Testimony: Civilians injured in rocket attack near Ofakim, 18 November 2012

On Sunday 18 November 2012, Judi Ronen, a 58-year-old resident of Sde Nitzan was on her way home from Soroka Hospital in Beersheba where she works as a midwife. On the road just outside the city of Ofakim, a rocket fired from the Gaza Strip exploded near the car in which she was a passenger. The Magen David website reports that four people were injured in the rocket attack: one seriously, one moderately and two suffered mild injuries. Ronen relayed the following description of events to B'Tselem:

Judi Ronen

"I was on my way home from my job at Soroka Hospital. Two other women who live in the area were with me in the car. Just as we reached the traffic light near Ofakim we heard the "Color Red" siren. We crossed the intersection and continued driving another ten meters or so until we reached a bus stop, where we stopped the car. We got out and lay down on the ground. I heard a terrific explosion shortly followed by another one. We saw that at the traffic light behind us, where we had been just moments before, a car had been hit and a person had been injured.
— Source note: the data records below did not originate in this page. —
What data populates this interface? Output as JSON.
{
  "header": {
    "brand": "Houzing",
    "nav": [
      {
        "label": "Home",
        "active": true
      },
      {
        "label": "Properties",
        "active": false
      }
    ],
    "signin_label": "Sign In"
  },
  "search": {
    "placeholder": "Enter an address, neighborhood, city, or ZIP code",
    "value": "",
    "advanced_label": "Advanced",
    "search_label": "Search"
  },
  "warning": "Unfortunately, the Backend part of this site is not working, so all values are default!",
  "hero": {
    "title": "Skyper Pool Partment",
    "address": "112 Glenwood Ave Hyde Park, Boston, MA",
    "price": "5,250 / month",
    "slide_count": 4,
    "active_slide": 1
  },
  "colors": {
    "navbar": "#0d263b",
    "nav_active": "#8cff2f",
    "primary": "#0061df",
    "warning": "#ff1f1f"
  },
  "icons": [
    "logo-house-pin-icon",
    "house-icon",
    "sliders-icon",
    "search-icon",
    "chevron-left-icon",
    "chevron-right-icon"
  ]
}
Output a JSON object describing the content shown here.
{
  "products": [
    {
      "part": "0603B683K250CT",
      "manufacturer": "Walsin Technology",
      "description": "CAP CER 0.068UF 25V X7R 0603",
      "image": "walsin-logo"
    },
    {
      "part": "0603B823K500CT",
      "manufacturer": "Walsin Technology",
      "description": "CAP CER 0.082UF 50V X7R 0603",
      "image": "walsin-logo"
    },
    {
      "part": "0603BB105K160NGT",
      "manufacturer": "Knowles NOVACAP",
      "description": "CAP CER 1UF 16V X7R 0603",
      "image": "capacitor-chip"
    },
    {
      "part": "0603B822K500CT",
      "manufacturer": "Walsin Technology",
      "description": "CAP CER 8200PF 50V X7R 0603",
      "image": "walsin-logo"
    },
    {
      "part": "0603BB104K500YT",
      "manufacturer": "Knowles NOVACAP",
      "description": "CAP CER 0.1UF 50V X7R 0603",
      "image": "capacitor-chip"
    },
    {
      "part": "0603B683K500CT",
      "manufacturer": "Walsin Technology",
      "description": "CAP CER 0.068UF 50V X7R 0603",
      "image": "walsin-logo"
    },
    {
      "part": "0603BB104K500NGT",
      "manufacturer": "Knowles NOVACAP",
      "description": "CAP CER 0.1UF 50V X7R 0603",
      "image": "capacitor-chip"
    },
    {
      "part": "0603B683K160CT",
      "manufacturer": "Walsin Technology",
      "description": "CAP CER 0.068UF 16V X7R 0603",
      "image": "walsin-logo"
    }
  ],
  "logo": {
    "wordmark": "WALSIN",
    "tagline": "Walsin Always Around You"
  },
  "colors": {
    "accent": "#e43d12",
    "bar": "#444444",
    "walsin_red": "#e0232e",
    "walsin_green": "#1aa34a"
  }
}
I am a nurse and there was a doctor in the car with me. It wasn't long before soldiers arrived on the scene and tended to the wounded man. I don't know if there were any other people in the car that had been hit.

At that point it was very difficult to make out the condition of the wounded man. I couldn't see what part of his body had been hit. He was lying on the road and seemed to be in a state of shock, but he was conscious. Shortly thereafter he was taken to the hospital in an ambulance.

I think that the rockets landed in a field near the road. The back window of the car was shattered but I didn't see whether the rocket had hit the car or whether the car had been damaged by the blast.

When this happened I felt uncontrollable dread spread throughout my body. When something like this happens near you it's different than when you hear about it happening elsewhere. It's scary. I've been living in the south for many years. You hear about it all the time, but until you actually see it happen next to you, how shall I put it, it doesn't concern you as much. There is a sense of luck that I wasn't injured, whereas a person who was standing where I had been just seconds before was.

After we calmed down a bit, we continued on our way. We continue to drive to work in Beersheba every day."